(Entries from a dataset of interfaces)

———

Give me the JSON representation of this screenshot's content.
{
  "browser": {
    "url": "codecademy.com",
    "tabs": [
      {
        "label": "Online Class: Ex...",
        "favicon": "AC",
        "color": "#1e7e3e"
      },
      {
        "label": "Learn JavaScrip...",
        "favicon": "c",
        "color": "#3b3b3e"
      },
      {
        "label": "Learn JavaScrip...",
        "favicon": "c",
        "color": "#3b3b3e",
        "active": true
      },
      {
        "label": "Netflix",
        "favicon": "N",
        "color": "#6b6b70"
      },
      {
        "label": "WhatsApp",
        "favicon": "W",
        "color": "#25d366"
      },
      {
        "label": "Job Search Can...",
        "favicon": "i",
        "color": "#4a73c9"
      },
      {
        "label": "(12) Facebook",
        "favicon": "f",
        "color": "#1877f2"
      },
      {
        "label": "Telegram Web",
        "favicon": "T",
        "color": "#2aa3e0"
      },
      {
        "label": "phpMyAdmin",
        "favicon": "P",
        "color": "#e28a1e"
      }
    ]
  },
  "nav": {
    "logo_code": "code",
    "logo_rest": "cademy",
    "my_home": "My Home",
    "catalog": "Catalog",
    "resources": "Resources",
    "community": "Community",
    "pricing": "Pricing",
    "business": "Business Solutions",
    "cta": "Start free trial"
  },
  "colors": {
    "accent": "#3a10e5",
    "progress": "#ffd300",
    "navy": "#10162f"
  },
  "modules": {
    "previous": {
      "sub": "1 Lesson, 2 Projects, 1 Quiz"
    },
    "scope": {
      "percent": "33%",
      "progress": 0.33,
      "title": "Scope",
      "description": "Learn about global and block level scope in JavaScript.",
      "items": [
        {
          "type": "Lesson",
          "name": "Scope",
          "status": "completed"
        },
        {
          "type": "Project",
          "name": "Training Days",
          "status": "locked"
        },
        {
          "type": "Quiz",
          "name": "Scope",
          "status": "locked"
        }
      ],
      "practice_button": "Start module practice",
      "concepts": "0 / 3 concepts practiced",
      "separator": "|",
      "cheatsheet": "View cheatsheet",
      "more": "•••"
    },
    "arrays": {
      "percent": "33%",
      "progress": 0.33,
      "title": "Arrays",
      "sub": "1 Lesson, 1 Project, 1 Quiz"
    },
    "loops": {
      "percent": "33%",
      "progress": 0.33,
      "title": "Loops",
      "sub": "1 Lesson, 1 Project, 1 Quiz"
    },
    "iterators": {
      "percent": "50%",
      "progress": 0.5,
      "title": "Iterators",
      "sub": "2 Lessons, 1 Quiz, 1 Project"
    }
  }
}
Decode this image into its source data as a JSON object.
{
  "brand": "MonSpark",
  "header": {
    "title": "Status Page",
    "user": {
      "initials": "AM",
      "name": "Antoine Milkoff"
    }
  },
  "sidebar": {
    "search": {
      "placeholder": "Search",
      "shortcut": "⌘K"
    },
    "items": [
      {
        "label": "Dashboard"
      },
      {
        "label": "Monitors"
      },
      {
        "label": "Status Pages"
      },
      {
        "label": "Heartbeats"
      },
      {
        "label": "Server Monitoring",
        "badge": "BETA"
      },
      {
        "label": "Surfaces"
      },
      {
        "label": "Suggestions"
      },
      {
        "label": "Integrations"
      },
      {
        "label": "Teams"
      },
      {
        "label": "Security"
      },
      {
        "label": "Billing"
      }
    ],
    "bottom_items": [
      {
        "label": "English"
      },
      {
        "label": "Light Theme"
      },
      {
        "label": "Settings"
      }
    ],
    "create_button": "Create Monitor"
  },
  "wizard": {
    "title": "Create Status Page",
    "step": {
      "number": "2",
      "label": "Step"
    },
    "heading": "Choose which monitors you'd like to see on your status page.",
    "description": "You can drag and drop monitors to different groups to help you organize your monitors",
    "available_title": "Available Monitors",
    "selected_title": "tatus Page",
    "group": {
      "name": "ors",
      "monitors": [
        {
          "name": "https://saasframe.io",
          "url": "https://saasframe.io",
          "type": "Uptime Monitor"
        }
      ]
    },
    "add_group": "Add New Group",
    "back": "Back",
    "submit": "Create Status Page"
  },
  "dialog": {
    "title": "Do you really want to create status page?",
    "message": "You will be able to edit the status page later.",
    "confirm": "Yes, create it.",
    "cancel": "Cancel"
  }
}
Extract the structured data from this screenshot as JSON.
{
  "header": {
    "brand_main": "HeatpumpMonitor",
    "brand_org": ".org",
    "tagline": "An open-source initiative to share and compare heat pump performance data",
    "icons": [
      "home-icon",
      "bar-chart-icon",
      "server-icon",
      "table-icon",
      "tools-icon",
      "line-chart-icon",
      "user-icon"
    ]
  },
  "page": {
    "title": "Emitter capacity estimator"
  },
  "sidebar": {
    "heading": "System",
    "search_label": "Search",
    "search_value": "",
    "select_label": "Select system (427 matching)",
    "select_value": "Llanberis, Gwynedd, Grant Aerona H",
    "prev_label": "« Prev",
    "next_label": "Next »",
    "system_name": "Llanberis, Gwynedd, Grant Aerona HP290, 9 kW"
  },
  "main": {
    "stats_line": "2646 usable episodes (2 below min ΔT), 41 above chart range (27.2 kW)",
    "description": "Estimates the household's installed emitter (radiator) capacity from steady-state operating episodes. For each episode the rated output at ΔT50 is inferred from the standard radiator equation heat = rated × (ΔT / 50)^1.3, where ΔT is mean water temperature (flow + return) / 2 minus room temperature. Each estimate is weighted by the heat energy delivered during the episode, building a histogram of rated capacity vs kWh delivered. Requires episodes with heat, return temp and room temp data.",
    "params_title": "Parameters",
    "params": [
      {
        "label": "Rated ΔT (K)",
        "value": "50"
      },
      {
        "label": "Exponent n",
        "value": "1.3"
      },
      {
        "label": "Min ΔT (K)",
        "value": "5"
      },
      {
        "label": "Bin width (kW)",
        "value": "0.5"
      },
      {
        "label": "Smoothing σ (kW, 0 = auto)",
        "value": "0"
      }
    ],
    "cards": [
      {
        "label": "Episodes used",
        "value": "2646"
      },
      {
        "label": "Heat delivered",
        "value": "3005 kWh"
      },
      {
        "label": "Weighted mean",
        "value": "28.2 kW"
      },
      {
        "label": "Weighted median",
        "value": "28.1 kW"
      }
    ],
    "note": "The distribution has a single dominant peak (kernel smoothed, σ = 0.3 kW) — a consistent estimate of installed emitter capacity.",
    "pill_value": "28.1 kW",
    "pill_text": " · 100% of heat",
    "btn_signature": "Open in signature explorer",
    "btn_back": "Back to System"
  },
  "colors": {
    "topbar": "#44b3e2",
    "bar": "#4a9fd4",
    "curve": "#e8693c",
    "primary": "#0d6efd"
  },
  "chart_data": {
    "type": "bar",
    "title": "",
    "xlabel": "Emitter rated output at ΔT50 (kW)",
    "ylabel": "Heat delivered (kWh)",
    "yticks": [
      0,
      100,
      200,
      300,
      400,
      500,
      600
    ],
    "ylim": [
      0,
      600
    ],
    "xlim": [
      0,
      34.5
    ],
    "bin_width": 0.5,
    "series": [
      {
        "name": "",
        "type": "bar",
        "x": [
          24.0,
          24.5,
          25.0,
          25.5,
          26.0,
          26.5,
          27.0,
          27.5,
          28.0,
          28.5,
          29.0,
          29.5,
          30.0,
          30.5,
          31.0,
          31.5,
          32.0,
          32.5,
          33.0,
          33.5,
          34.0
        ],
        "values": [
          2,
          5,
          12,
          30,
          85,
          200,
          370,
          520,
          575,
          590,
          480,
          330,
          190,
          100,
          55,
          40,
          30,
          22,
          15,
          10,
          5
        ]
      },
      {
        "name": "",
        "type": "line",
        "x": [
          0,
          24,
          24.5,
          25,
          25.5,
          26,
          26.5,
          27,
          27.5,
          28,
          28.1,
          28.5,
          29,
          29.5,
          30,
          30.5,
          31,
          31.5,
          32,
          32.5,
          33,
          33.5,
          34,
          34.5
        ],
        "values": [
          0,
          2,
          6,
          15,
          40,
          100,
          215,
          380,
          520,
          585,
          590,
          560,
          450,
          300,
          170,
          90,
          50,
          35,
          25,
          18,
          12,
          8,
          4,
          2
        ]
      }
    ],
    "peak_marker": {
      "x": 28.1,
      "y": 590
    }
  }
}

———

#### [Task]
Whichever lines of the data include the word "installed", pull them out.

#### [Answer space]
    "description": "Estimates the household's installed emitter (radiator) capacity from steady-state operating episodes. For each episode the rated output at ΔT50 is inferred from the standard radiator equation heat = rated × (ΔT / 50)^1.3, where ΔT is mean water temperature (flow + return) / 2 minus room temperature. Each estimate is weighted by the heat energy delivered during the episode, building a histogram of rated capacity vs kWh delivered. Requires episodes with heat, return temp and room temp data.",
    "note": "The distribution has a single dominant peak (kernel smoothed, σ = 0.3 kW) — a consistent estimate of installed emitter capacity.",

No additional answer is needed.